An unexpected result

Contrary to popular belief, the onset of the COVID-19 pandemic marked a decrease in the number of childhood visitors to the emergency room for asthmatic conditions. This implied that emergency services were less required in recent months.

A detail that is more impressive is that, in the United States, the beginning of spring indicates high amounts of pollen in the environment that usually aggravate asthmatic symptoms. This time, amid measures of social distancing and quarantine, the usual increase in cases has not occurred.

A 76% reduction

According to their records, the reduction in the use of emergency services reached 76%. In order to reach this conclusion, the scientists compared the records from 2015 to 2019 and also those from the first months of 2020 (when there were still no restrictions) with the last 4 months (in which they have been active).

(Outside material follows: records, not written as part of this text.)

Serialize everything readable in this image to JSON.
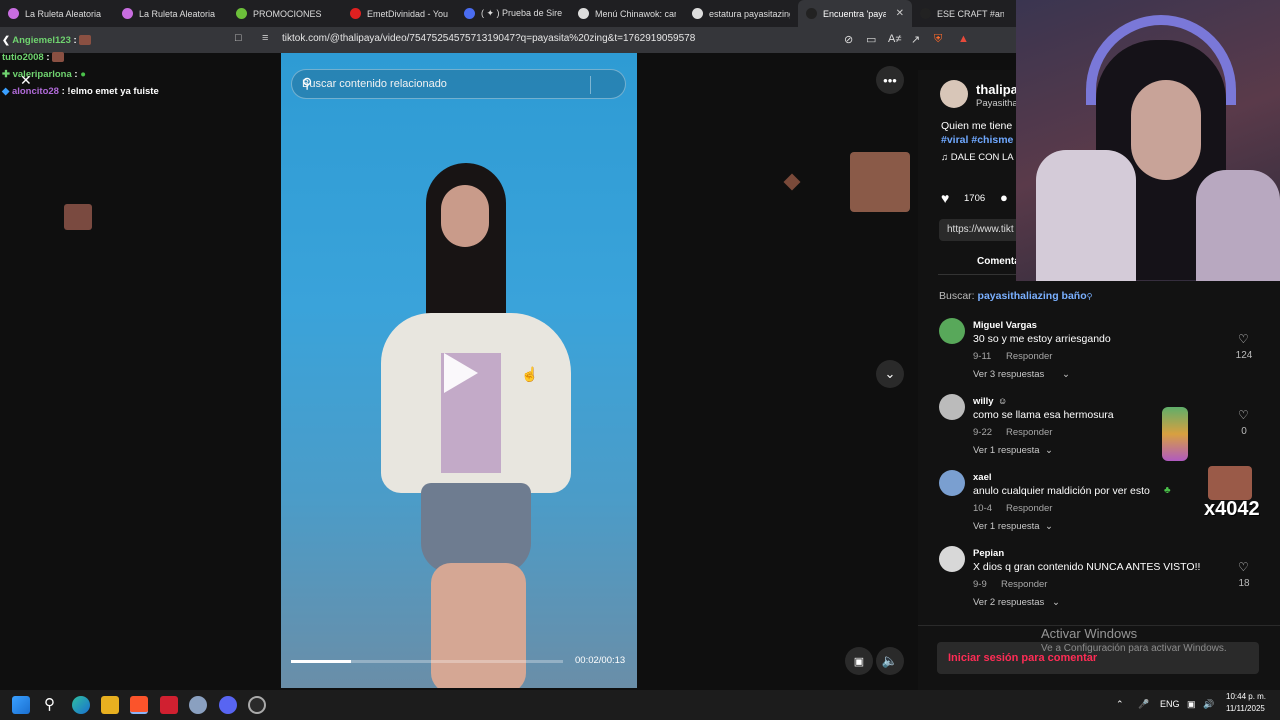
{
  "tabs": [
    {
      "label": "La Ruleta Aleatoria",
      "color": "#c86de0"
    },
    {
      "label": "La Ruleta Aleatoria",
      "color": "#c86de0"
    },
    {
      "label": "PROMOCIONES",
      "color": "#6cbf3a"
    },
    {
      "label": "EmetDivinidad - YouTu",
      "color": "#e02020"
    },
    {
      "label": "( ✦ ) Prueba de Sirena",
      "color": "#4a6cf0"
    },
    {
      "label": "Menú Chinawok: carta",
      "color": "#dddddd"
    },
    {
      "label": "estatura payasitazing",
      "color": "#dddddd"
    },
    {
      "label": "Encuentra 'paya",
      "color": "#222222"
    },
    {
      "label": "ESE CRAFT #anthonyc",
      "color": "#222222"
    }
  ],
  "address": {
    "url": "tiktok.com/@thalipaya/video/7547525457571319047?q=payasita%20zing&t=1762919059578"
  },
  "chat": [
    {
      "user": "Angiemel123",
      "user_color": "#6fd36f",
      "msg": ""
    },
    {
      "user": "tutio2008",
      "user_color": "#6fd36f",
      "msg": ""
    },
    {
      "user": "valeriparlona",
      "user_color": "#6fd36f",
      "msg": ""
    },
    {
      "user": "aloncito28",
      "user_color": "#b06ad8",
      "msg": "!elmo emet ya fuiste"
    }
  ],
  "video": {
    "search_placeholder": "Buscar contenido relacionado",
    "time": "00:02/00:13",
    "progress_fraction": 0.22
  },
  "author": {
    "name": "thalipa",
    "handle": "Payasitha",
    "caption": "Quien me tiene",
    "tags": "#viral #chisme",
    "music": "DALE CON LA",
    "likes": "1706",
    "link": "https://www.tikt",
    "comments_tab": "Comenta"
  },
  "comments_header": {
    "prefix": "Buscar:",
    "query": "payasithaliazing baño"
  },
  "comments": [
    {
      "name": "Miguel Vargas",
      "text": "30 so y me estoy arriesgando",
      "date": "9-11",
      "reply": "Responder",
      "replies": "Ver 3 respuestas",
      "likes": "124",
      "avatar": "#58a85a"
    },
    {
      "name": "willy",
      "text": "como se llama esa hermosura",
      "date": "9-22",
      "reply": "Responder",
      "replies": "Ver 1 respuesta",
      "likes": "0",
      "avatar": "#bbbbbb"
    },
    {
      "name": "xael",
      "text": "anulo cualquier maldición por ver esto",
      "date": "10-4",
      "reply": "Responder",
      "replies": "Ver 1 respuesta",
      "likes": "",
      "avatar": "#7a9fd0"
    },
    {
      "name": "Pepian",
      "text": "X dios q gran contenido NUNCA ANTES VISTO!!",
      "date": "9-9",
      "reply": "Responder",
      "replies": "Ver 2 respuestas",
      "likes": "18",
      "avatar": "#d8d8d8"
    }
  ],
  "overlay_text": "x4042",
  "login": {
    "label": "Iniciar sesión para comentar"
  },
  "windows": {
    "title": "Activar Windows",
    "subtitle": "Ve a Configuración para activar Windows."
  },
  "tray": {
    "lang": "ENG",
    "time": "10:44 p. m.",
    "date": "11/11/2025"
  }
}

On average, in the last 4 years and the first 2 months of 2020, visits for childhood asthma symptoms were at least 24 individuals per day. Once the social distancing measures were put in place, this number dropped to 6 cases a day.

Likewise, the internal cases of hospitalizations decreased, leaving these to represent 31% of the visitors to rank as the situation of 22% of these. This information has helped CHOP researchers notice that the decrease in cases is not only because people prefer not to go quarantined or not to be in a hospital, but, in general, the number and severity of cases of childhood asthma decreased.

Knowledge for the future

With this information, the researchers lay the groundwork for future studies. His research has shown that current conditions in the pandemic, with measures of social distancing, somehow positively influence the decrease in asthma symptoms in children.

Therefore, further study of these influencing elements in order to identify them could be the best way to develop new tools and treatments to help patients manage asthma in the future, when the pandemic restrictions are lifted.

Reference:

Initial Effects of the COVID-19 Pandemic on Pediatric Asthma Emergency Department Utilization: https://doi.org/10.1016/j.jaip.2020.05.045